◆ EXERCISE AIM
Would you please restate the data exactly as it stands, apart from the pictures?

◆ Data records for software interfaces
========
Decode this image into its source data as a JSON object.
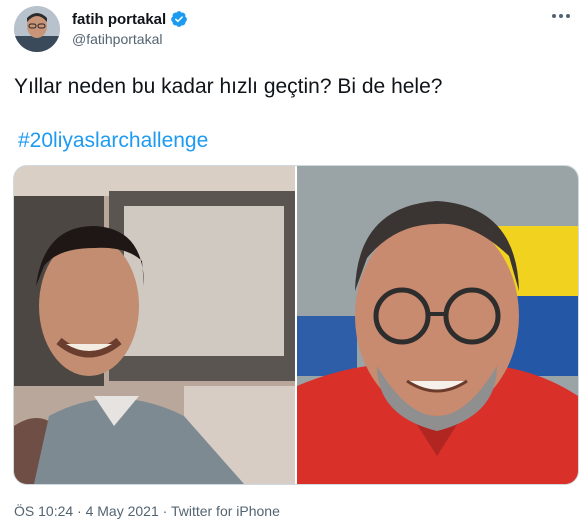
{
  "author": {
    "display_name": "fatih portakal",
    "handle": "@fatihportakal",
    "verified": true
  },
  "tweet": {
    "text": "Yıllar neden bu kadar hızlı geçtin? Bi de hele?",
    "hashtag": "#20liyaslarchallenge",
    "timestamp": "ÖS 10:24 · 4 May 2021 · Twitter for iPhone"
  },
  "icons": {
    "verified": "verified-badge-icon",
    "more": "more-options-icon"
  },
  "colors": {
    "link": "#1d9bf0",
    "secondary_text": "#536471",
    "verified": "#1d9bf0"
  }
}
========
◆ ANSWER AREA
Decode this image into its source data as a JSON object.
{
  "author": {
    "display_name": "fatih portakal",
    "handle": "@fatihportakal",
    "verified": true
  },
  "tweet": {
    "text": "Yıllar neden bu kadar hızlı geçtin? Bi de hele?",
    "hashtag": "#20liyaslarchallenge",
    "timestamp": "ÖS 10:24 · 4 May 2021 · Twitter for iPhone"
  },
  "icons": {
    "verified": "verified-badge-icon",
    "more": "more-options-icon"
  },
  "colors": {
    "link": "#1d9bf0",
    "secondary_text": "#536471",
    "verified": "#1d9bf0"
  }
}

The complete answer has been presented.